> What is needed
Even if the data beneath seems repetitive, write it all out again exactly.

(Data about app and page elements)
== == ==
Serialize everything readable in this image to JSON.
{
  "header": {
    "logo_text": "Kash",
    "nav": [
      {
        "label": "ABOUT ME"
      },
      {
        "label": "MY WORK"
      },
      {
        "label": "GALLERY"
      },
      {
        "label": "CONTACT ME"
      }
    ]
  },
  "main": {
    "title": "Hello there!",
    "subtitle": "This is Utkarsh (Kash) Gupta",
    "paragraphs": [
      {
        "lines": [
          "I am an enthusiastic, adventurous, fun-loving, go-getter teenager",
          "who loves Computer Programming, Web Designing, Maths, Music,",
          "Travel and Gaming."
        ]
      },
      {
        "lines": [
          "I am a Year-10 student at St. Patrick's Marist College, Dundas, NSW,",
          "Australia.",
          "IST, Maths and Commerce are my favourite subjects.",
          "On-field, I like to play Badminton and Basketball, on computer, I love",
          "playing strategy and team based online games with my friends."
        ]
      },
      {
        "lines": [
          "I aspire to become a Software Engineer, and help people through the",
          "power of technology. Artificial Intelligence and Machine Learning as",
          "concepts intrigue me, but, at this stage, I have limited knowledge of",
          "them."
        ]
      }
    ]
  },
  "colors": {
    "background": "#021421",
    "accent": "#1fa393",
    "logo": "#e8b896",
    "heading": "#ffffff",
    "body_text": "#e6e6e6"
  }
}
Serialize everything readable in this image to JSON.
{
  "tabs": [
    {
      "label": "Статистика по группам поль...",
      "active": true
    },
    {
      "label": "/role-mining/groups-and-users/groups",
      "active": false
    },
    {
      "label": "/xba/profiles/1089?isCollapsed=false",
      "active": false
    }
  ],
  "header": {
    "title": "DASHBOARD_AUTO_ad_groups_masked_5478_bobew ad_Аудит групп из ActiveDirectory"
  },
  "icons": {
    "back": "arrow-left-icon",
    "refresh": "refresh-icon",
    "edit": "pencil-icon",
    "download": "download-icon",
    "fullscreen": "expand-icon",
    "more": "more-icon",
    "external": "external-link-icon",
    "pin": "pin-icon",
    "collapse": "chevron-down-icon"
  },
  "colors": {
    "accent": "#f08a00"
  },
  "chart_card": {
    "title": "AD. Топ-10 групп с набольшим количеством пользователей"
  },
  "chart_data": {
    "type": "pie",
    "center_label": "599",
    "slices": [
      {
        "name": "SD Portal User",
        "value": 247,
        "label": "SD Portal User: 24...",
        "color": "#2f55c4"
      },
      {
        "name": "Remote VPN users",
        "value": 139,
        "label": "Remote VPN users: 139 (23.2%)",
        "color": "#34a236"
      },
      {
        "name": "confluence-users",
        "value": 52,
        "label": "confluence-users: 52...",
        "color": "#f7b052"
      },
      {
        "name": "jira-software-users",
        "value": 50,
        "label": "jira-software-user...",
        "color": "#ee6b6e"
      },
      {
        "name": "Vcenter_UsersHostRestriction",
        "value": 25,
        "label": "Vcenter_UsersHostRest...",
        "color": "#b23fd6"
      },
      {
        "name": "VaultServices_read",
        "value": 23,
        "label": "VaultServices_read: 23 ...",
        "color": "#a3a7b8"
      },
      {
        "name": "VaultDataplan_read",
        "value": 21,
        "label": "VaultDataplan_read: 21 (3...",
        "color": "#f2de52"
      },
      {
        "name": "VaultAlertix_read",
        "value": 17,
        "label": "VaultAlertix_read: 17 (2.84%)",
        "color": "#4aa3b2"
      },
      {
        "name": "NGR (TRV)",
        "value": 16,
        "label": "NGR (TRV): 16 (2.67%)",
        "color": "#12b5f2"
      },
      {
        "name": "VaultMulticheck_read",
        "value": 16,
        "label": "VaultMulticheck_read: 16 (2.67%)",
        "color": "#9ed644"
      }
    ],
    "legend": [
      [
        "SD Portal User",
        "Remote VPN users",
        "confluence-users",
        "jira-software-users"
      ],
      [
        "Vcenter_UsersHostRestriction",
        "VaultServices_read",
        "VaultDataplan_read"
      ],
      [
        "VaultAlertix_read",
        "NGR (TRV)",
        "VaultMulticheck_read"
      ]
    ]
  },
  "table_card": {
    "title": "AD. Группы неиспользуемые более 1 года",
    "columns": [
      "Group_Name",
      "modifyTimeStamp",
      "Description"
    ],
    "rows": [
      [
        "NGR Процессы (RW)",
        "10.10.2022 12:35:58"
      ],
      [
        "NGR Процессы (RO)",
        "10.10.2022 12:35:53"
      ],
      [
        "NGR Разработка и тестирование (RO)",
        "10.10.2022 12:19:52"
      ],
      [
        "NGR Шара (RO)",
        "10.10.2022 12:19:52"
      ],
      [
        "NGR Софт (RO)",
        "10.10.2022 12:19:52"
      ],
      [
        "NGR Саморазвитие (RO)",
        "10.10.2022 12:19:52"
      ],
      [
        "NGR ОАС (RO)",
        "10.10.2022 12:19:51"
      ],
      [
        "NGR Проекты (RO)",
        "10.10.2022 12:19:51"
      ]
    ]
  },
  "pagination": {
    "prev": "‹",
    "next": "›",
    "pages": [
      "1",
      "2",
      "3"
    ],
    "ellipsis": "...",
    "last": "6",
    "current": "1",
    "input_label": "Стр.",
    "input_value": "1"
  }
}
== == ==
> Expected answer
Serialize everything readable in this image to JSON.
{
  "header": {
    "logo_text": "Kash",
    "nav": [
      {
        "label": "ABOUT ME"
      },
      {
        "label": "MY WORK"
      },
      {
        "label": "GALLERY"
      },
      {
        "label": "CONTACT ME"
      }
    ]
  },
  "main": {
    "title": "Hello there!",
    "subtitle": "This is Utkarsh (Kash) Gupta",
    "paragraphs": [
      {
        "lines": [
          "I am an enthusiastic, adventurous, fun-loving, go-getter teenager",
          "who loves Computer Programming, Web Designing, Maths, Music,",
          "Travel and Gaming."
        ]
      },
      {
        "lines": [
          "I am a Year-10 student at St. Patrick's Marist College, Dundas, NSW,",
          "Australia.",
          "IST, Maths and Commerce are my favourite subjects.",
          "On-field, I like to play Badminton and Basketball, on computer, I love",
          "playing strategy and team based online games with my friends."
        ]
      },
      {
        "lines": [
          "I aspire to become a Software Engineer, and help people through the",
          "power of technology. Artificial Intelligence and Machine Learning as",
          "concepts intrigue me, but, at this stage, I have limited knowledge of",
          "them."
        ]
      }
    ]
  },
  "colors": {
    "background": "#021421",
    "accent": "#1fa393",
    "logo": "#e8b896",
    "heading": "#ffffff",
    "body_text": "#e6e6e6"
  }
}
Serialize everything readable in this image to JSON.
{
  "tabs": [
    {
      "label": "Статистика по группам поль...",
      "active": true
    },
    {
      "label": "/role-mining/groups-and-users/groups",
      "active": false
    },
    {
      "label": "/xba/profiles/1089?isCollapsed=false",
      "active": false
    }
  ],
  "header": {
    "title": "DASHBOARD_AUTO_ad_groups_masked_5478_bobew ad_Аудит групп из ActiveDirectory"
  },
  "icons": {
    "back": "arrow-left-icon",
    "refresh": "refresh-icon",
    "edit": "pencil-icon",
    "download": "download-icon",
    "fullscreen": "expand-icon",
    "more": "more-icon",
    "external": "external-link-icon",
    "pin": "pin-icon",
    "collapse": "chevron-down-icon"
  },
  "colors": {
    "accent": "#f08a00"
  },
  "chart_card": {
    "title": "AD. Топ-10 групп с набольшим количеством пользователей"
  },
  "chart_data": {
    "type": "pie",
    "center_label": "599",
    "slices": [
      {
        "name": "SD Portal User",
        "value": 247,
        "label": "SD Portal User: 24...",
        "color": "#2f55c4"
      },
      {
        "name": "Remote VPN users",
        "value": 139,
        "label": "Remote VPN users: 139 (23.2%)",
        "color": "#34a236"
      },
      {
        "name": "confluence-users",
        "value": 52,
        "label": "confluence-users: 52...",
        "color": "#f7b052"
      },
      {
        "name": "jira-software-users",
        "value": 50,
        "label": "jira-software-user...",
        "color": "#ee6b6e"
      },
      {
        "name": "Vcenter_UsersHostRestriction",
        "value": 25,
        "label": "Vcenter_UsersHostRest...",
        "color": "#b23fd6"
      },
      {
        "name": "VaultServices_read",
        "value": 23,
        "label": "VaultServices_read: 23 ...",
        "color": "#a3a7b8"
      },
      {
        "name": "VaultDataplan_read",
        "value": 21,
        "label": "VaultDataplan_read: 21 (3...",
        "color": "#f2de52"
      },
      {
        "name": "VaultAlertix_read",
        "value": 17,
        "label": "VaultAlertix_read: 17 (2.84%)",
        "color": "#4aa3b2"
      },
      {
        "name": "NGR (TRV)",
        "value": 16,
        "label": "NGR (TRV): 16 (2.67%)",
        "color": "#12b5f2"
      },
      {
        "name": "VaultMulticheck_read",
        "value": 16,
        "label": "VaultMulticheck_read: 16 (2.67%)",
        "color": "#9ed644"
      }
    ],
    "legend": [
      [
        "SD Portal User",
        "Remote VPN users",
        "confluence-users",
        "jira-software-users"
      ],
      [
        "Vcenter_UsersHostRestriction",
        "VaultServices_read",
        "VaultDataplan_read"
      ],
      [
        "VaultAlertix_read",
        "NGR (TRV)",
        "VaultMulticheck_read"
      ]
    ]
  },
  "table_card": {
    "title": "AD. Группы неиспользуемые более 1 года",
    "columns": [
      "Group_Name",
      "modifyTimeStamp",
      "Description"
    ],
    "rows": [
      [
        "NGR Процессы (RW)",
        "10.10.2022 12:35:58"
      ],
      [
        "NGR Процессы (RO)",
        "10.10.2022 12:35:53"
      ],
      [
        "NGR Разработка и тестирование (RO)",
        "10.10.2022 12:19:52"
      ],
      [
        "NGR Шара (RO)",
        "10.10.2022 12:19:52"
      ],
      [
        "NGR Софт (RO)",
        "10.10.2022 12:19:52"
      ],
      [
        "NGR Саморазвитие (RO)",
        "10.10.2022 12:19:52"
      ],
      [
        "NGR ОАС (RO)",
        "10.10.2022 12:19:51"
      ],
      [
        "NGR Проекты (RO)",
        "10.10.2022 12:19:51"
      ]
    ]
  },
  "pagination": {
    "prev": "‹",
    "next": "›",
    "pages": [
      "1",
      "2",
      "3"
    ],
    "ellipsis": "...",
    "last": "6",
    "current": "1",
    "input_label": "Стр.",
    "input_value": "1"
  }
}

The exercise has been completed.